*** Opening EXERCISE MATERIAL ***

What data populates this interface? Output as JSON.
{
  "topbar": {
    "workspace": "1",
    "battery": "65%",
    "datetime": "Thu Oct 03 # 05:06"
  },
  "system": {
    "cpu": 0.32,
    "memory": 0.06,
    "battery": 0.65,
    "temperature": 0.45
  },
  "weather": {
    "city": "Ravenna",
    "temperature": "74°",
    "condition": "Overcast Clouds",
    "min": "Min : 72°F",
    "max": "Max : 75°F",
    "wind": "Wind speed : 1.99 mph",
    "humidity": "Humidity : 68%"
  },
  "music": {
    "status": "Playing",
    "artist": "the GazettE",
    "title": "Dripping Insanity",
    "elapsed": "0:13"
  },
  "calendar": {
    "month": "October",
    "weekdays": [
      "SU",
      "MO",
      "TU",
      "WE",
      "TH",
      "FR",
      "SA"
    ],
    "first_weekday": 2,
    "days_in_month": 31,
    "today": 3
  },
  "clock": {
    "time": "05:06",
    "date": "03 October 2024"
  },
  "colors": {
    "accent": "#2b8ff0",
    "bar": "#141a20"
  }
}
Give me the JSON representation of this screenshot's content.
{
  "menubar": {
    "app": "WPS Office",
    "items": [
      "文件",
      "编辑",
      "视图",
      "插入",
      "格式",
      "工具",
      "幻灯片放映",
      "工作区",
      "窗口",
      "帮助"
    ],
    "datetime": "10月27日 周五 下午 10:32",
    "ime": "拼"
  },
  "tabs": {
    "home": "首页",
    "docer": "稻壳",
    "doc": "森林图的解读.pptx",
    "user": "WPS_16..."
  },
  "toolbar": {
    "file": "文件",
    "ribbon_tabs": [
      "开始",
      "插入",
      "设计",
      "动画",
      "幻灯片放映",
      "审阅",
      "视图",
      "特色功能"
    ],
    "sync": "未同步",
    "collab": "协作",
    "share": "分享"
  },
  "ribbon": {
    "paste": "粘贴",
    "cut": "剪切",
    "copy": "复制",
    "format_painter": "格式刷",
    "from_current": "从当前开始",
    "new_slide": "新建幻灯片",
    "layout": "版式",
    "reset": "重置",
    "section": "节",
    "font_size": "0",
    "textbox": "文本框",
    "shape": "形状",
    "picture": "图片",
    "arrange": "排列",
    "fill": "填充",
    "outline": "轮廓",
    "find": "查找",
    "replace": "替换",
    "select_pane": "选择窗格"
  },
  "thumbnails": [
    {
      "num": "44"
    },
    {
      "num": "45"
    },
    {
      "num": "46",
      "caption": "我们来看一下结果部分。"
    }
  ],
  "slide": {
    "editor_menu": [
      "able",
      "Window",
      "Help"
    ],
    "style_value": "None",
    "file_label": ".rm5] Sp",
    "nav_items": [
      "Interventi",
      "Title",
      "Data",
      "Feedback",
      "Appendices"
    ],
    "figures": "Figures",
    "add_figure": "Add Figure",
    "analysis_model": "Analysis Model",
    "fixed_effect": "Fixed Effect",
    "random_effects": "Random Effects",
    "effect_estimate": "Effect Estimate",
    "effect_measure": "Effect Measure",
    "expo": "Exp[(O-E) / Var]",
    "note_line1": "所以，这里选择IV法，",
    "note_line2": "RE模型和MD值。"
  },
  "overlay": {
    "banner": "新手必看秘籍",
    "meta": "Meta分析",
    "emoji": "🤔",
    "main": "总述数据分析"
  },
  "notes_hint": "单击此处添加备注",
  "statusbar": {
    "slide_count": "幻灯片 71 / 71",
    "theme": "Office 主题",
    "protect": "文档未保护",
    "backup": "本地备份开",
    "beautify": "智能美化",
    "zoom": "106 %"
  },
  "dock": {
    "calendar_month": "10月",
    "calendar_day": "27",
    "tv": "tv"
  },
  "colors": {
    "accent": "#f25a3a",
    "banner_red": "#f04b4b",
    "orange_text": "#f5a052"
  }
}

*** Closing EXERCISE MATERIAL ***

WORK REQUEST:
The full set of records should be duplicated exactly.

WRITTEN SOLUTION:
What data populates this interface? Output as JSON.
{
  "topbar": {
    "workspace": "1",
    "battery": "65%",
    "datetime": "Thu Oct 03 # 05:06"
  },
  "system": {
    "cpu": 0.32,
    "memory": 0.06,
    "battery": 0.65,
    "temperature": 0.45
  },
  "weather": {
    "city": "Ravenna",
    "temperature": "74°",
    "condition": "Overcast Clouds",
    "min": "Min : 72°F",
    "max": "Max : 75°F",
    "wind": "Wind speed : 1.99 mph",
    "humidity": "Humidity : 68%"
  },
  "music": {
    "status": "Playing",
    "artist": "the GazettE",
    "title": "Dripping Insanity",
    "elapsed": "0:13"
  },
  "calendar": {
    "month": "October",
    "weekdays": [
      "SU",
      "MO",
      "TU",
      "WE",
      "TH",
      "FR",
      "SA"
    ],
    "first_weekday": 2,
    "days_in_month": 31,
    "today": 3
  },
  "clock": {
    "time": "05:06",
    "date": "03 October 2024"
  },
  "colors": {
    "accent": "#2b8ff0",
    "bar": "#141a20"
  }
}
Give me the JSON representation of this screenshot's content.
{
  "menubar": {
    "app": "WPS Office",
    "items": [
      "文件",
      "编辑",
      "视图",
      "插入",
      "格式",
      "工具",
      "幻灯片放映",
      "工作区",
      "窗口",
      "帮助"
    ],
    "datetime": "10月27日 周五 下午 10:32",
    "ime": "拼"
  },
  "tabs": {
    "home": "首页",
    "docer": "稻壳",
    "doc": "森林图的解读.pptx",
    "user": "WPS_16..."
  },
  "toolbar": {
    "file": "文件",
    "ribbon_tabs": [
      "开始",
      "插入",
      "设计",
      "动画",
      "幻灯片放映",
      "审阅",
      "视图",
      "特色功能"
    ],
    "sync": "未同步",
    "collab": "协作",
    "share": "分享"
  },
  "ribbon": {
    "paste": "粘贴",
    "cut": "剪切",
    "copy": "复制",
    "format_painter": "格式刷",
    "from_current": "从当前开始",
    "new_slide": "新建幻灯片",
    "layout": "版式",
    "reset": "重置",
    "section": "节",
    "font_size": "0",
    "textbox": "文本框",
    "shape": "形状",
    "picture": "图片",
    "arrange": "排列",
    "fill": "填充",
    "outline": "轮廓",
    "find": "查找",
    "replace": "替换",
    "select_pane": "选择窗格"
  },
  "thumbnails": [
    {
      "num": "44"
    },
    {
      "num": "45"
    },
    {
      "num": "46",
      "caption": "我们来看一下结果部分。"
    }
  ],
  "slide": {
    "editor_menu": [
      "able",
      "Window",
      "Help"
    ],
    "style_value": "None",
    "file_label": ".rm5] Sp",
    "nav_items": [
      "Interventi",
      "Title",
      "Data",
      "Feedback",
      "Appendices"
    ],
    "figures": "Figures",
    "add_figure": "Add Figure",
    "analysis_model": "Analysis Model",
    "fixed_effect": "Fixed Effect",
    "random_effects": "Random Effects",
    "effect_estimate": "Effect Estimate",
    "effect_measure": "Effect Measure",
    "expo": "Exp[(O-E) / Var]",
    "note_line1": "所以，这里选择IV法，",
    "note_line2": "RE模型和MD值。"
  },
  "overlay": {
    "banner": "新手必看秘籍",
    "meta": "Meta分析",
    "emoji": "🤔",
    "main": "总述数据分析"
  },
  "notes_hint": "单击此处添加备注",
  "statusbar": {
    "slide_count": "幻灯片 71 / 71",
    "theme": "Office 主题",
    "protect": "文档未保护",
    "backup": "本地备份开",
    "beautify": "智能美化",
    "zoom": "106 %"
  },
  "dock": {
    "calendar_month": "10月",
    "calendar_day": "27",
    "tv": "tv"
  },
  "colors": {
    "accent": "#f25a3a",
    "banner_red": "#f04b4b",
    "orange_text": "#f5a052"
  }
}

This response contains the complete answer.